"There’s an old Chinese proverb which it is helpful to know in this context: Remember, glasshopper, anyone talking about climate as a wicked problem is talking borrocks"
I'm trying to figure out what the joke or reference is here. It looks like you're writing in what could best be described as a juvenile mockery of a Japanese accent, while attributing it to an "old Chinese proverb."
Hopefully I'm missing something, and it's not actually as idiotic as it appears.
[Bad news I'm afraid: your first guess was correct -W]
I agree it is difficult to give a clear boundary of when something goes from "manageable" to "problematic". That's a value discussion, and thus would involve the social sciences. :-))
I know it's the internet and I should find some reason to quibble, criticize or insult..
Well done WC
Well, I have a complaint. You linked to WUWT without warning, and I first encountered "wicked" in the context of climate (actually, it's local lingo near Boston, home for me, from decades ago, but that's semantics) from Andy Revkin. Both have bad associations.
As for social science problem, I'd say no, it's a human problem, and we've dithered too long, way too long. Word swamps are no longer the thing, action is.
25 meters SLR in 200 years, I think that's about right, though it might be a little low.
As for suffering, we're having floods and heatdomes and droughts and wildfires etc. It's not normal to be nearly 100F in Boston. And the northeast of the US of A is the best climate available these days.
Pretty much what Mosher said. Although if both of us are praising you perhaps we all need to examine our premises.
Ms. Anderson, it will surely comfort you to know that the Boston temperature record was set on July 4, 1911 when it reached 104F. I would commend and recommend summer in Portland, Oregon, which has been delightful this year. Pretty hot yesterday and today. I think the technical term is 'August.'
A carbon tax is so obviously the right thing to do that the only objections that can be raised are almost unrelated to it. Skeptics will say that government will waste the money. Greens will say that if we stop there it is criminal. The correct response to both is 'So?'
Skeptics could devote some of their prodigious energy to monitoring government waste, while greens could return to what they were so good at in the 70s and 80s. But even if neither were to do so, the carbon tax is still the first, best (and some say the only) next thing to do.
I noticed you slipped something in at the end: [tax the externalities; i.e., a carbon tax.] Even in economic terms, this is not a settled issue.
Taxing externalities is not a solution for all externalities. Some externalities, yes, perhaps. Some externalities a tax might be a partial solution. Others even less so. Still a tax on an externality is better than a slap on the face with a dead fish, even if it only partially addresses the issue.
What the money raised is spent on also matters. A tax on an externality can move the subsidy from the polluter to reduced taxes on a set of tax payers, or to a subsidy for spending by the government on infrastructure or ...

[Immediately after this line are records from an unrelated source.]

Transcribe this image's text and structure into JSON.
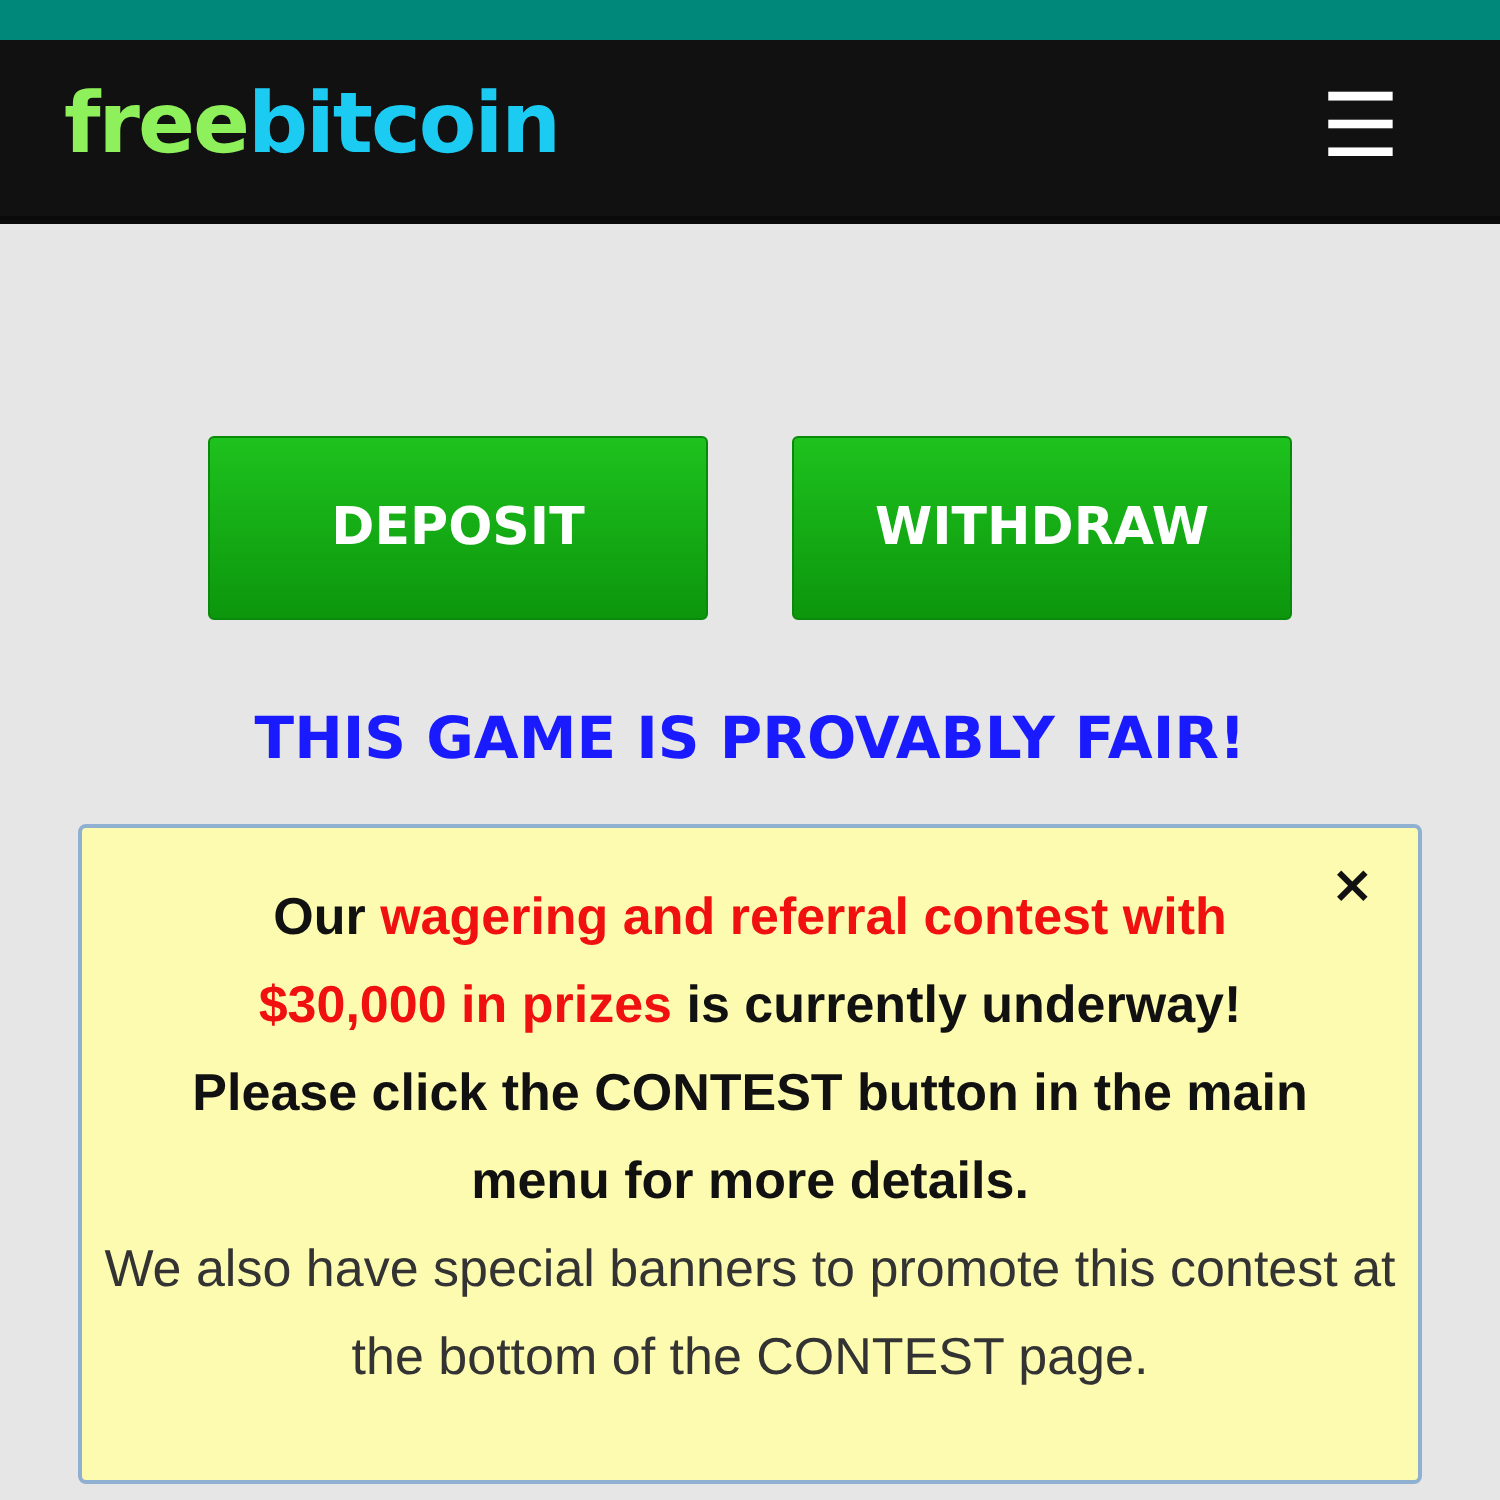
{
  "header": {
    "logo": [
      {
        "text": "free",
        "color": "#8ef05a"
      },
      {
        "text": "bitcoin",
        "color": "#1ccbf2"
      }
    ],
    "menu_icon": "☰"
  },
  "buttons": [
    {
      "label": "DEPOSIT"
    },
    {
      "label": "WITHDRAW"
    }
  ],
  "headline": "THIS GAME IS PROVABLY FAIR!",
  "notice": {
    "close": "×",
    "message": [
      {
        "text": "Our ",
        "highlight": false
      },
      {
        "text": "wagering and referral contest with $30,000 in prizes",
        "highlight": true
      },
      {
        "text": " is currently underway! Please click the CONTEST button in the main menu for more details.",
        "highlight": false
      }
    ],
    "note": "We also have special banners to promote this contest at the bottom of the CONTEST page."
  }
}
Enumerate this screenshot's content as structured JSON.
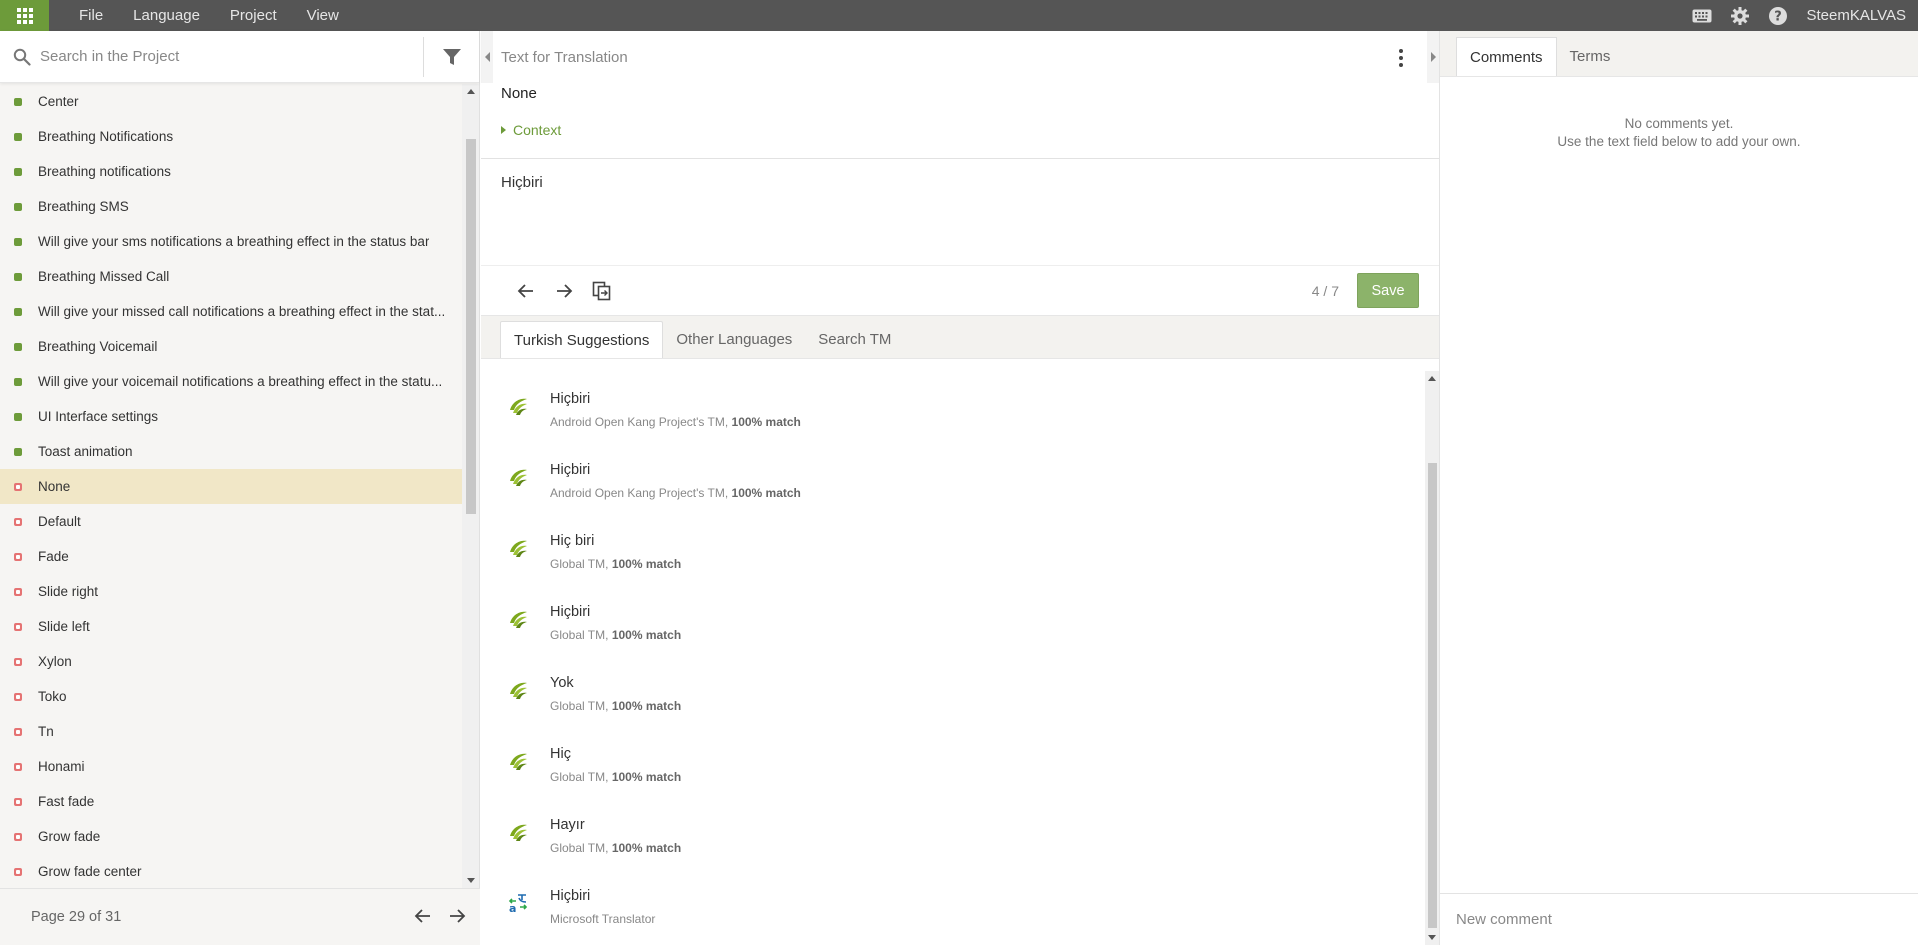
{
  "topbar": {
    "menu": [
      "File",
      "Language",
      "Project",
      "View"
    ],
    "user": "SteemKALVAS"
  },
  "left": {
    "search_placeholder": "Search in the Project",
    "strings": [
      {
        "text": "Center",
        "status": "translated"
      },
      {
        "text": "Breathing Notifications",
        "status": "translated"
      },
      {
        "text": "Breathing notifications",
        "status": "translated"
      },
      {
        "text": "Breathing SMS",
        "status": "translated"
      },
      {
        "text": "Will give your sms notifications a breathing effect in the status bar",
        "status": "translated"
      },
      {
        "text": "Breathing Missed Call",
        "status": "translated"
      },
      {
        "text": "Will give your missed call notifications a breathing effect in the stat...",
        "status": "translated"
      },
      {
        "text": "Breathing Voicemail",
        "status": "translated"
      },
      {
        "text": "Will give your voicemail notifications a breathing effect in the statu...",
        "status": "translated"
      },
      {
        "text": "UI Interface settings",
        "status": "translated"
      },
      {
        "text": "Toast animation",
        "status": "translated"
      },
      {
        "text": "None",
        "status": "untranslated",
        "selected": true
      },
      {
        "text": "Default",
        "status": "untranslated"
      },
      {
        "text": "Fade",
        "status": "untranslated"
      },
      {
        "text": "Slide right",
        "status": "untranslated"
      },
      {
        "text": "Slide left",
        "status": "untranslated"
      },
      {
        "text": "Xylon",
        "status": "untranslated"
      },
      {
        "text": "Toko",
        "status": "untranslated"
      },
      {
        "text": "Tn",
        "status": "untranslated"
      },
      {
        "text": "Honami",
        "status": "untranslated"
      },
      {
        "text": "Fast fade",
        "status": "untranslated"
      },
      {
        "text": "Grow fade",
        "status": "untranslated"
      },
      {
        "text": "Grow fade center",
        "status": "untranslated"
      }
    ],
    "page_label": "Page 29 of 31"
  },
  "editor": {
    "source_header": "Text for Translation",
    "source_text": "None",
    "context_label": "Context",
    "translation_text": "Hiçbiri",
    "counter": "4 / 7",
    "save_label": "Save",
    "tabs": [
      {
        "label": "Turkish Suggestions",
        "active": true
      },
      {
        "label": "Other Languages",
        "active": false
      },
      {
        "label": "Search TM",
        "active": false
      }
    ],
    "suggestions": [
      {
        "text": "Hiçbiri",
        "source": "Android Open Kang Project's TM,",
        "match": "100% match",
        "icon": "tm-icon"
      },
      {
        "text": "Hiçbiri",
        "source": "Android Open Kang Project's TM,",
        "match": "100% match",
        "icon": "tm-icon"
      },
      {
        "text": "Hiç biri",
        "source": "Global TM,",
        "match": "100% match",
        "icon": "tm-icon"
      },
      {
        "text": "Hiçbiri",
        "source": "Global TM,",
        "match": "100% match",
        "icon": "tm-icon"
      },
      {
        "text": "Yok",
        "source": "Global TM,",
        "match": "100% match",
        "icon": "tm-icon"
      },
      {
        "text": "Hiç",
        "source": "Global TM,",
        "match": "100% match",
        "icon": "tm-icon"
      },
      {
        "text": "Hayır",
        "source": "Global TM,",
        "match": "100% match",
        "icon": "tm-icon"
      },
      {
        "text": "Hiçbiri",
        "source": "Microsoft Translator",
        "match": "",
        "icon": "translator-icon"
      }
    ]
  },
  "right": {
    "tabs": [
      {
        "label": "Comments",
        "active": true
      },
      {
        "label": "Terms",
        "active": false
      }
    ],
    "no_comments_line1": "No comments yet.",
    "no_comments_line2": "Use the text field below to add your own.",
    "new_comment_placeholder": "New comment"
  },
  "colors": {
    "accent_green": "#6d9b3a",
    "untranslated_red": "#e57373",
    "selected_row": "#f1e7c7",
    "topbar": "#555555"
  }
}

The net result of the tax might be morally unacceptable. "The Omelas Problem”.
[That sounds like FUD. You'd need to be more specific to be convincing. The money raised is not spent on anything particular; it just represents general taxation. Hypothecating it would be bad -W]
If our response to climate science is not a wicked problem, then what would qualify as a wicked problem? Reading through the wikipedia article it seems that climate policy fits. It is even listed as the first example.
https://www.wickedproblems.com/1_wicked_problems.php seems much more coherent in defining what a wicked problem is, and I tend to agree that climate doesn't fit.
Perhaps unmitigated climate change may generate some new wicked problems though? Decisions about how to deal with sea level rise, or to deal with climate refugees may fit.